Then I started hearing former players calling into the local radio station vehemently denying the allegations. Which is pretty standard for stories such as this…
But on my lunch hour I heard Billy Bajema, who played tight end for OSU during the time period described in the article. I don’t know Billy Bajema personally, but several of my friends do. One of them used to be his youth pastor. He came and spoke at my Alma Mater’s chapel this past year. (Southern Nazarene University) He is known to be a Christian man of integrity.
So when he went on the radio and completely denied that any players were receiving money after games or that boosters were allowed in the locker room, my ears perked up. Then I started to hear the radio hosts say things like this:
When Billy Bajema says that these things didn’t happen, I believe him. I covered the team for his tenure there and he is a stand up guy. He is a man of integrity.
I heard at least two different radio show hosts say something like this.
And then I started to look at the other side of the story. One of the writers involved in the story has a history of writing articles that are more fiction than fact. Another way of saying it is he makes up stories. When I was a boy, my mom called that lying. His name is Thayer Evans. Until yesterday I didn’t know who he was, but since he was trending on twitter I looked him up.
Apparently, Mr. Evans did a similar piece on my beloved Texas Longhorns on the recruitment of Jamarcus McFarland. Unfortunately, he hadn’t verified his facts.
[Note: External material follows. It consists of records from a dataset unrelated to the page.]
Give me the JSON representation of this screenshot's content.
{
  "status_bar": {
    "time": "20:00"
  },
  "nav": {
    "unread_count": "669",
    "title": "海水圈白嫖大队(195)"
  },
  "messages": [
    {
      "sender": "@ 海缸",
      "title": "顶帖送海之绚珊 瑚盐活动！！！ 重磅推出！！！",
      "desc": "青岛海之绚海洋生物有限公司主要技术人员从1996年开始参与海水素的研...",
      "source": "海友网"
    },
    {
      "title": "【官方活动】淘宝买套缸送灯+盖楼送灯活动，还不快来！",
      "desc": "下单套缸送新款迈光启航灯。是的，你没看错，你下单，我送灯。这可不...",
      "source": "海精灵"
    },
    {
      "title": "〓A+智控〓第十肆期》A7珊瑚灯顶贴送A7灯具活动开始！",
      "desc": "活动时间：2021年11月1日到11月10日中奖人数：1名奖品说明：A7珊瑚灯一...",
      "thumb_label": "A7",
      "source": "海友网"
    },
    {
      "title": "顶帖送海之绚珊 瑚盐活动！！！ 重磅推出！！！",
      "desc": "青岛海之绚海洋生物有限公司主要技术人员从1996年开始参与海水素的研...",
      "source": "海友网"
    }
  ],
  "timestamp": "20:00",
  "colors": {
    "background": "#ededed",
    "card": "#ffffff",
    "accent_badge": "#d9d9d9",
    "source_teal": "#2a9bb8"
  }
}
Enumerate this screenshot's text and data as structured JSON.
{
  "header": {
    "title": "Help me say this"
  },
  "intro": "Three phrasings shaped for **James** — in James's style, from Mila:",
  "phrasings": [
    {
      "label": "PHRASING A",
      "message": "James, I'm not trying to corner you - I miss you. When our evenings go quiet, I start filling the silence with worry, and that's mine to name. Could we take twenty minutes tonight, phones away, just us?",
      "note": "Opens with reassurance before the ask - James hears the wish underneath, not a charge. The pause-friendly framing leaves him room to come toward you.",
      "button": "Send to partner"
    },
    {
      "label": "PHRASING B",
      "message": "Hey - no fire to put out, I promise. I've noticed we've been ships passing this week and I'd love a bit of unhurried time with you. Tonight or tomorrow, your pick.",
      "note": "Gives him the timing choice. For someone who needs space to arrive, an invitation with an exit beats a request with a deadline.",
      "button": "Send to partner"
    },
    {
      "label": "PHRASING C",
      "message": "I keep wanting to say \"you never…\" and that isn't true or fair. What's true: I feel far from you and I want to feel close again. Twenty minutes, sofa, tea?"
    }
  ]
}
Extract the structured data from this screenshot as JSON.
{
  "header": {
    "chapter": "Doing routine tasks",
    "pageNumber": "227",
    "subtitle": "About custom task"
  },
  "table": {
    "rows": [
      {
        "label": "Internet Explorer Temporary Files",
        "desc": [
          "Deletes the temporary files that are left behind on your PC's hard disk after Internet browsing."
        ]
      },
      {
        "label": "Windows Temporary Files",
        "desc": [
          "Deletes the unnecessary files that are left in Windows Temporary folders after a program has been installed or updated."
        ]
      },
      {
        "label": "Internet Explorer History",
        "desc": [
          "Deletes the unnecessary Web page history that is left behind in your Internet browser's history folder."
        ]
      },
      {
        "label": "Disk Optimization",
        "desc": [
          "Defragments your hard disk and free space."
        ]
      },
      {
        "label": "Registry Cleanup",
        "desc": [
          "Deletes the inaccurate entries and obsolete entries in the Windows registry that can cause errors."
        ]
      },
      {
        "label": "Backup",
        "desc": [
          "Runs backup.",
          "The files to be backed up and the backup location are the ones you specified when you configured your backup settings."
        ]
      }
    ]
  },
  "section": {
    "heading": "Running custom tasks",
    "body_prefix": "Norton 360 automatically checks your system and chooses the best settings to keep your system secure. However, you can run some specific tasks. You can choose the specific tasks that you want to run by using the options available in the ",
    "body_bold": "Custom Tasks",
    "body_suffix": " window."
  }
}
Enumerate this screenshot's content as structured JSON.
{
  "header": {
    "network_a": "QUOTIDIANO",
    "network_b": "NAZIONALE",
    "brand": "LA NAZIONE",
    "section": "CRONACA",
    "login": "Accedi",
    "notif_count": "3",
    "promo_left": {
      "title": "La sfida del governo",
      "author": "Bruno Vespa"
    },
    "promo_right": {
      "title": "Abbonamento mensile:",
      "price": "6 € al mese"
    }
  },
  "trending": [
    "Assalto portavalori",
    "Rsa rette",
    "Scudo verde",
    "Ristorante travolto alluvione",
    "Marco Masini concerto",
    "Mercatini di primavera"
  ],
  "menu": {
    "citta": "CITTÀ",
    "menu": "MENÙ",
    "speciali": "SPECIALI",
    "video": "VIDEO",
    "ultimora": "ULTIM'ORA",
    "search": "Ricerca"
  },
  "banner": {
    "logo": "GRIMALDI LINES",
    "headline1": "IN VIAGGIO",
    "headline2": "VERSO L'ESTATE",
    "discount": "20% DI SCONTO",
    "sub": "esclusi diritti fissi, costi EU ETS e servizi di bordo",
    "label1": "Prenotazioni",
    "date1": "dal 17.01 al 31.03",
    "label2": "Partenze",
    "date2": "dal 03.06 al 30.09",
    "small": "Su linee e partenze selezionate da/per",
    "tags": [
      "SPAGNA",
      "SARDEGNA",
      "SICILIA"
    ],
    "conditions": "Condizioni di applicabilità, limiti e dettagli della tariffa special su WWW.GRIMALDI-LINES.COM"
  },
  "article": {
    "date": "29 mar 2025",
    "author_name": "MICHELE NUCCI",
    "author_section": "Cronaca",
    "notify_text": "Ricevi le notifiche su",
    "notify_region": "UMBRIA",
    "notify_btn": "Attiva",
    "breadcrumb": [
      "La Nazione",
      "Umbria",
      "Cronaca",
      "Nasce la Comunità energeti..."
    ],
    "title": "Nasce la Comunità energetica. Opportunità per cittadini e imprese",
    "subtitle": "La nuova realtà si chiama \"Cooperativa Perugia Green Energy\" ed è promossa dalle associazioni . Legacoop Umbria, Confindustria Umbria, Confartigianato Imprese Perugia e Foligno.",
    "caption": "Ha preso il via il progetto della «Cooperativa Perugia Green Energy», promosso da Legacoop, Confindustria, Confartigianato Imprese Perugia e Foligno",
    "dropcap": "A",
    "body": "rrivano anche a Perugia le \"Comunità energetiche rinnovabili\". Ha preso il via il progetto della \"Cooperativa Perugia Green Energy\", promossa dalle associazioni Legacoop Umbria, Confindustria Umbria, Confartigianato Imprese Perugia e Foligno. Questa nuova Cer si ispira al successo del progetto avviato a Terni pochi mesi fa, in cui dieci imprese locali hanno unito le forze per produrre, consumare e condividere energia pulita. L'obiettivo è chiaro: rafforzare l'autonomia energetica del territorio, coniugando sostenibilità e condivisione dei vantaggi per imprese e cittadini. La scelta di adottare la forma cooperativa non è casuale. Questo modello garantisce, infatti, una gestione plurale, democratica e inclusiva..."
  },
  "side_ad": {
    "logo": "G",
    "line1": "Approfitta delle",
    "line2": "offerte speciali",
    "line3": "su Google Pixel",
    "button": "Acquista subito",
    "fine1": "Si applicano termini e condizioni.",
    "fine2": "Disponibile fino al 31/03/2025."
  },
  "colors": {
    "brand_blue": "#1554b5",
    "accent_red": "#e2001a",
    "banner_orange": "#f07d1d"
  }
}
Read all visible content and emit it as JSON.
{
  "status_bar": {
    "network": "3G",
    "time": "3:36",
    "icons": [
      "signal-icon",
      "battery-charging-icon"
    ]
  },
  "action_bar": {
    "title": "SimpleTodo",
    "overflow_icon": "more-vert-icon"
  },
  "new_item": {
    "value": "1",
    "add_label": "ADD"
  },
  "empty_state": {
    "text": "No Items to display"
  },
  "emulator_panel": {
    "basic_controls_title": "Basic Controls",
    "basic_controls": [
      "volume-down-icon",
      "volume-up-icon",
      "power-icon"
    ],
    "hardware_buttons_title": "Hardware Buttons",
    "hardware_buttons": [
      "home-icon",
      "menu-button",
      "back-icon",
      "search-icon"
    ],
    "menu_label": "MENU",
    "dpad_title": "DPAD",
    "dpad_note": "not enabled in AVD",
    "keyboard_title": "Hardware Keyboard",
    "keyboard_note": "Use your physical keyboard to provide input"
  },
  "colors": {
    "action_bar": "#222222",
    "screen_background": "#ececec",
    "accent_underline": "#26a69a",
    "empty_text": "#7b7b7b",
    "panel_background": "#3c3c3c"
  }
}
He later wrote a retraction, although the folks in Austin felt like the retraction was a bit of a joke. He also went after Cam Newton and even tried to convince others not to vote for him for the Heisman. In short, Thayer Evans has a history of writing stories based more on speculation than truth.
It didn’t take long of me scrolling through the twittersphere to realize that there are a great number of journalists who consider Thayer Evans to be less than credible. His reputation precedes him…
Not to mention the fact that the folks that SI spoke to all tended to be guys who did not make it in the program. They were guys who had an axe to grind.
Now I am not suggesting that the team at Stillwater is a bunch of choir boys who would never do anything wrong. I am not that naive. I also know that a person like Billy Bajema could be lying. We have seen even the most well-respected church leaders fall from grace right in front of our eyes.
But I think there is something to be learned from all this mess.
How you live today matters…
Your reputation proceeds you. If you live your life as a person of character, when someone calls your integrity into question, you will be vindicated. Eventually the truth will come out. When God tells his people not to lie, it isn’t because God is some sort of killjoy trying to ruin everyone’s fun. It’s because lying destroys trust, which in turn destroys relationships.
It can even destroy football programs…
Just a thought,